The U.S. Tennis Association, NCAA and NFL along with a number of other sports organizations have teamed together in a new ad aimed to educate parents and coaches.
The ad warns that kids who specialize in sports early on may not be on the best path for success, and writer Jennifer Wallace agrees. She said that even with the best intentions, parents of young athletes can be misguided.
"The idea that childhood should be spent working and not experimenting in multiple sports, is not in the best interest of the child," Wallace said Tuesday on "CBS This Morning."
The ad warns early specialization before age 12 can lead to overuse injuries, loss of interest in sports and decreased overall athletic development.
Young athletes need at least two months off each year to recover from a specific sport and almost 50 percent of adolescent sports injuries stem from overuse, according to American Sports Medicine Institute co-founder Dr. James R. Andrews.
Such intense focus on one sport may also overwhelm the child.
"When a child is specializing in just one sport, it becomes work, it's not play, and childhood is about play," Wallace said.
One factor driving the trend of athletic specialization, Wallace said, is parents hoping to get their kids ahead of the curve.
"Parents are looking to get scholarships or a leg up on the competitive admission process in college, but sports is not the way," she said.
Only five percent of high school athletes will play college sports and only about 2 percent will get a scholarship, according to the NCAA.
"Parents have convinced themselves, as have the coaches, that the surest path to success is one sport, playing it for multiple months out of the year, at the exclusion of other sports," Wallace said.
Some athletes, like Olympic champion Nastia Liukin, achieved success following more rigorous training programs. At the World Olympic Gymnastics Academy many, like Liukin, begin training as toddlers and the academy's team gymnasts practice up to 32 hours per week. Tiger Woods and the Williams sisters also specialized in their respective sport at a young age.
But that's not the case for most top athletes, according to Wallace.

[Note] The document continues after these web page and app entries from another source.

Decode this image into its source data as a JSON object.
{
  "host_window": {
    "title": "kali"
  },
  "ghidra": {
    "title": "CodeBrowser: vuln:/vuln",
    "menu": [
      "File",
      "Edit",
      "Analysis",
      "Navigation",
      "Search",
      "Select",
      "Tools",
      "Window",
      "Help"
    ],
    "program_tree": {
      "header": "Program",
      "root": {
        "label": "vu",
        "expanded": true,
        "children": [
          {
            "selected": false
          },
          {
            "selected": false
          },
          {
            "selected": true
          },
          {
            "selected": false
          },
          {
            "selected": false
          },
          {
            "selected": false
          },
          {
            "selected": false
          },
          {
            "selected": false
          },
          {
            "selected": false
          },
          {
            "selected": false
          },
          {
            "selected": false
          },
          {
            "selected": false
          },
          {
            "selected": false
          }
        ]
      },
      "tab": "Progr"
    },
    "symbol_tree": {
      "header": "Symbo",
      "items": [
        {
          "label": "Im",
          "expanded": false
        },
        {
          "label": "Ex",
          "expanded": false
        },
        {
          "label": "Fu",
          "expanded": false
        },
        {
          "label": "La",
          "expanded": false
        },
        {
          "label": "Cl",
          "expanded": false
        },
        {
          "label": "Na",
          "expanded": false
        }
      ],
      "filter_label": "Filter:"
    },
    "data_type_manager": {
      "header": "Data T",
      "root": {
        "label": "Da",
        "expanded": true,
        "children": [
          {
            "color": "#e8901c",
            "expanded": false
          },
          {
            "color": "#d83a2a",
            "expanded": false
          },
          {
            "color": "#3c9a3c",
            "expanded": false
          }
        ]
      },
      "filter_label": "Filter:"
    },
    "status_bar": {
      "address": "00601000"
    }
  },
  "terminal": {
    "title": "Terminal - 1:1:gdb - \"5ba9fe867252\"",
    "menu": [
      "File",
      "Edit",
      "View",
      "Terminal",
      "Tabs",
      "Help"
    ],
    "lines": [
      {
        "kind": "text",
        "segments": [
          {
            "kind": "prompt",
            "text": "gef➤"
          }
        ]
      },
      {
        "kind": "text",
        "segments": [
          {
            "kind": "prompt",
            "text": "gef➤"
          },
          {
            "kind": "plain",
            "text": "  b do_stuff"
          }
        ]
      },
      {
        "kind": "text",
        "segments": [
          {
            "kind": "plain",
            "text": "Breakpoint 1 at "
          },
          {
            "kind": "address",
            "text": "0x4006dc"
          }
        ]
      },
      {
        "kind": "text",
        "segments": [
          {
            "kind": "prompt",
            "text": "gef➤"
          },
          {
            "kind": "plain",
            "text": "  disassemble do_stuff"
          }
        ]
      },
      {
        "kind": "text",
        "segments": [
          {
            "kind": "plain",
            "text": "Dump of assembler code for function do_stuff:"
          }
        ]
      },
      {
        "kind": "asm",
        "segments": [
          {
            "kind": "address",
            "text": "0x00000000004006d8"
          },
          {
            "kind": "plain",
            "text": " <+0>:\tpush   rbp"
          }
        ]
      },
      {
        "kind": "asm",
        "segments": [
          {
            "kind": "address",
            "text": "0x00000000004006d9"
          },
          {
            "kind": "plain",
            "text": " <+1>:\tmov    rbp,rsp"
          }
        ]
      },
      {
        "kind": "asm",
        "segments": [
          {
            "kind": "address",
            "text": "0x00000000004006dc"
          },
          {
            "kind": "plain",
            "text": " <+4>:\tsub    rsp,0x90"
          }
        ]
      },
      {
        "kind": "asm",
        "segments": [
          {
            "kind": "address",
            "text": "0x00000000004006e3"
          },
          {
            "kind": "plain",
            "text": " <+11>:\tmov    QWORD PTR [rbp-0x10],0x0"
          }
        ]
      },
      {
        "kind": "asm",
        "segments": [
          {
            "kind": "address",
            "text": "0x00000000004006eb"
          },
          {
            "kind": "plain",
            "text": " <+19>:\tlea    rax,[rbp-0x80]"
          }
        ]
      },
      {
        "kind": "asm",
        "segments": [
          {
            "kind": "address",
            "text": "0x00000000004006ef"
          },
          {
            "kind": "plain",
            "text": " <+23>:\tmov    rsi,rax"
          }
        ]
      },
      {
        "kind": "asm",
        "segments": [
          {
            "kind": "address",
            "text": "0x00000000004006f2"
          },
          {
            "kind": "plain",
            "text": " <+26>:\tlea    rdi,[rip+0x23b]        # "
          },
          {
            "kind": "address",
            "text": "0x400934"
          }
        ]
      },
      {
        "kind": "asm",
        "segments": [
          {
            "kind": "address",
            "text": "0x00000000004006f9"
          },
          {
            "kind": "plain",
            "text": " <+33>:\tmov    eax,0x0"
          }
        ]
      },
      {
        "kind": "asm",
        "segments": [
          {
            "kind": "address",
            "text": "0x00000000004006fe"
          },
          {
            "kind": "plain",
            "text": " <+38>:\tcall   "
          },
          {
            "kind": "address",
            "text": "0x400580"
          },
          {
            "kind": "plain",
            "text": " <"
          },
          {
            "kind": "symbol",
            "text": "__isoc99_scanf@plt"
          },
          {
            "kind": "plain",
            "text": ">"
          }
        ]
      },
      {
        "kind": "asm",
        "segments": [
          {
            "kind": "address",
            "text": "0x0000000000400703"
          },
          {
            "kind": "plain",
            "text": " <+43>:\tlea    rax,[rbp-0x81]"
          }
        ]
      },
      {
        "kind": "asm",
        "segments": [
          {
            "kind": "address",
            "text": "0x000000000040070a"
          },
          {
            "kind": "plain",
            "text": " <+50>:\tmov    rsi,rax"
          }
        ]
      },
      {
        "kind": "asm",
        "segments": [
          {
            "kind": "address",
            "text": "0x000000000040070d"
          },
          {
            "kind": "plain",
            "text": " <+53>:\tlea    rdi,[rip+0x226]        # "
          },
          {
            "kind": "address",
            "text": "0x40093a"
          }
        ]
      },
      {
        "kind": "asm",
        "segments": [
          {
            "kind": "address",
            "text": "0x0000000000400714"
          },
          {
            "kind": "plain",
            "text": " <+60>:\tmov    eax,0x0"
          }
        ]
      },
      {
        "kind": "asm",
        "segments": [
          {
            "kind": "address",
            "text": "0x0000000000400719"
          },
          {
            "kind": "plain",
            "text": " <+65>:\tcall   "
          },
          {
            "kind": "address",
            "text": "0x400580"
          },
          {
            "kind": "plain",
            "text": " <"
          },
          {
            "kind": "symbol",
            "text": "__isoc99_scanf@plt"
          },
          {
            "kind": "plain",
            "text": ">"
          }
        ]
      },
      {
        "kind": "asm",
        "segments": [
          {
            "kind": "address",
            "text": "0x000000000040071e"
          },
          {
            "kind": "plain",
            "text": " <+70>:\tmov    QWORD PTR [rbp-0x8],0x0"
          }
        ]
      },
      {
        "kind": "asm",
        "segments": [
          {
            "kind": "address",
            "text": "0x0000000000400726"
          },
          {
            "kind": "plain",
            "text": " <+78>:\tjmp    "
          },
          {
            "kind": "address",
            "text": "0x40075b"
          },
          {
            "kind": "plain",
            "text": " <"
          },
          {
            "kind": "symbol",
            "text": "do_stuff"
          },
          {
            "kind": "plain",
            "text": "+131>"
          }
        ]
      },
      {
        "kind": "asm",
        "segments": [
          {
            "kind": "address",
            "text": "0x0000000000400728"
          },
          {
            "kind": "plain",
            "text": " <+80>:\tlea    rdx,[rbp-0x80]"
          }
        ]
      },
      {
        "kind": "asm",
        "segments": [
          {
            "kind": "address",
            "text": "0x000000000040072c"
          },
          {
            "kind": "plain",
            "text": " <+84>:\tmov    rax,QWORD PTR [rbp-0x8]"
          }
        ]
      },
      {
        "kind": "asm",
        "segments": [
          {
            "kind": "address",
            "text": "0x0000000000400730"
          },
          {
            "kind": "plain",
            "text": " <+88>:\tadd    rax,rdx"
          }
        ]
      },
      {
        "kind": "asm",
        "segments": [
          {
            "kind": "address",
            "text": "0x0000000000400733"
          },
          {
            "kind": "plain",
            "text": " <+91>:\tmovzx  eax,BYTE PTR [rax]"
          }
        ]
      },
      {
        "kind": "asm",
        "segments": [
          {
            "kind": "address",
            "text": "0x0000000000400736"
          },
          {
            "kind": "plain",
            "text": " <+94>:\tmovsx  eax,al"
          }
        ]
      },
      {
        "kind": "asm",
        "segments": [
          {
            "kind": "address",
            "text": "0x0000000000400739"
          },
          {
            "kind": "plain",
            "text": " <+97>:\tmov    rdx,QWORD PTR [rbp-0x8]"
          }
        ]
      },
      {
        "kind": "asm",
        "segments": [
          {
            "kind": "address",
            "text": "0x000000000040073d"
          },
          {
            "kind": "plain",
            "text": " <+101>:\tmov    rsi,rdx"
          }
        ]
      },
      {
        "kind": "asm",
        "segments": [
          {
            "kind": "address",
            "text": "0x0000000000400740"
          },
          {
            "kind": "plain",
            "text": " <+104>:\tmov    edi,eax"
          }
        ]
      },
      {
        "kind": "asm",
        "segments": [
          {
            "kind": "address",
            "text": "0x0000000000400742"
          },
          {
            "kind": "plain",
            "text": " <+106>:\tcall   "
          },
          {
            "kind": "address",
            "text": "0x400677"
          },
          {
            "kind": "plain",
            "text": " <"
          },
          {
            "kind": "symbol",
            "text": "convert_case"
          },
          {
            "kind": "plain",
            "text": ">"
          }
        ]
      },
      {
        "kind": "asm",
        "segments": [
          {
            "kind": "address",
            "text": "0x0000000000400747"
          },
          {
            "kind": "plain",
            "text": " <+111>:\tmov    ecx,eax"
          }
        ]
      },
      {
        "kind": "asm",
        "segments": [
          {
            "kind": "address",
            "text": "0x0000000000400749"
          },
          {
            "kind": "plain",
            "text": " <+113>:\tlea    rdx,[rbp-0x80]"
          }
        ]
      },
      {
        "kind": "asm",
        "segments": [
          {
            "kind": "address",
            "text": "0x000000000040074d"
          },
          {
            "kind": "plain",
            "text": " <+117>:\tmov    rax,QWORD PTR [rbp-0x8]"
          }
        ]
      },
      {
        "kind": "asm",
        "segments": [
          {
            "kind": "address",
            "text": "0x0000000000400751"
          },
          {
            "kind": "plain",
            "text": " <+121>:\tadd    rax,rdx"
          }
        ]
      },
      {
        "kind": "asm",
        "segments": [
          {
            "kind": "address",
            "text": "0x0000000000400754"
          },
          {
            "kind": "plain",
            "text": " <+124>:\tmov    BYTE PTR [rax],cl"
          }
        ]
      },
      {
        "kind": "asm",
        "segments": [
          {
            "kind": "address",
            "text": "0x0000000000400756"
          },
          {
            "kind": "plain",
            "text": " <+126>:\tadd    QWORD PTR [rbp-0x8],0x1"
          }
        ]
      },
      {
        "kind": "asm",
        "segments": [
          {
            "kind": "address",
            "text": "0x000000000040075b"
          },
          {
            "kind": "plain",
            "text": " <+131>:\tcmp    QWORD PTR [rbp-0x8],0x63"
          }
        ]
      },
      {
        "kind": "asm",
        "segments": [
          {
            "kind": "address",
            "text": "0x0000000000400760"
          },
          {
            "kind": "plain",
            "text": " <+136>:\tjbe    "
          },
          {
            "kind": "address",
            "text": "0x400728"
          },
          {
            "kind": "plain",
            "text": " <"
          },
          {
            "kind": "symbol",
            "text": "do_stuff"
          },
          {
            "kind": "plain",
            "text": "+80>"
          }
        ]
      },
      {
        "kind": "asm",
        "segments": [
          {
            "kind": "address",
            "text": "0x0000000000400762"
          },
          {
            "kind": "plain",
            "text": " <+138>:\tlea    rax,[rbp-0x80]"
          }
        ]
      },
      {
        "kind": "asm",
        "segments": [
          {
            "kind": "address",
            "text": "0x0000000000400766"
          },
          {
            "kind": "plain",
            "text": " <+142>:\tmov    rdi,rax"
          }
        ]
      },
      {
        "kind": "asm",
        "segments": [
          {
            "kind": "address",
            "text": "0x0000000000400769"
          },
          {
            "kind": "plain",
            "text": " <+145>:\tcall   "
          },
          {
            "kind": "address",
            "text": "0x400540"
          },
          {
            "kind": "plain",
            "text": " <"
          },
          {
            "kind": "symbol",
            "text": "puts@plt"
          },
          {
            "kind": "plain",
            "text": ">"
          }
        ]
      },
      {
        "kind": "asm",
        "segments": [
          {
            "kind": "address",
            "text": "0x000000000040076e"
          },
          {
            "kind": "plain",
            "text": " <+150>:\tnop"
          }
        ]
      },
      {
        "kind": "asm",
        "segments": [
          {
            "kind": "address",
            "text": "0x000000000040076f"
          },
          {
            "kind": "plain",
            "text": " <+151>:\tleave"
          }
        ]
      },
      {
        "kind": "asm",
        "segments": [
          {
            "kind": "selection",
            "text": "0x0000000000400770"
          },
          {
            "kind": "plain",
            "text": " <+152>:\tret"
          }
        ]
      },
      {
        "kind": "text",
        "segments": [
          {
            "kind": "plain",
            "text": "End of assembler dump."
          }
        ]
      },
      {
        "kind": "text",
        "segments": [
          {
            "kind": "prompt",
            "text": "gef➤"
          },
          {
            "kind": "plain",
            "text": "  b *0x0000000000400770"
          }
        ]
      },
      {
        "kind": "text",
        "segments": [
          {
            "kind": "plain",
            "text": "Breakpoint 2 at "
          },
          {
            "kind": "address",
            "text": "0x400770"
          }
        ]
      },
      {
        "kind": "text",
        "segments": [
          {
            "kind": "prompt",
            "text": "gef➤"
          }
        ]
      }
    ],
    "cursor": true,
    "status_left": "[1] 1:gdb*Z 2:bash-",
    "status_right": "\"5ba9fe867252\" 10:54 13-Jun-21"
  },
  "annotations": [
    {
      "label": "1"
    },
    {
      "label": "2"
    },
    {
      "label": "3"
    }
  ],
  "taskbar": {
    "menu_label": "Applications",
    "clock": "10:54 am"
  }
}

"If you look at the recent studies of Olympic athletes, college Division 1 athletes and professional baseball players, minor leaguers, the majority of those players played multiple sports and did not specialize before age 12," Wallace said.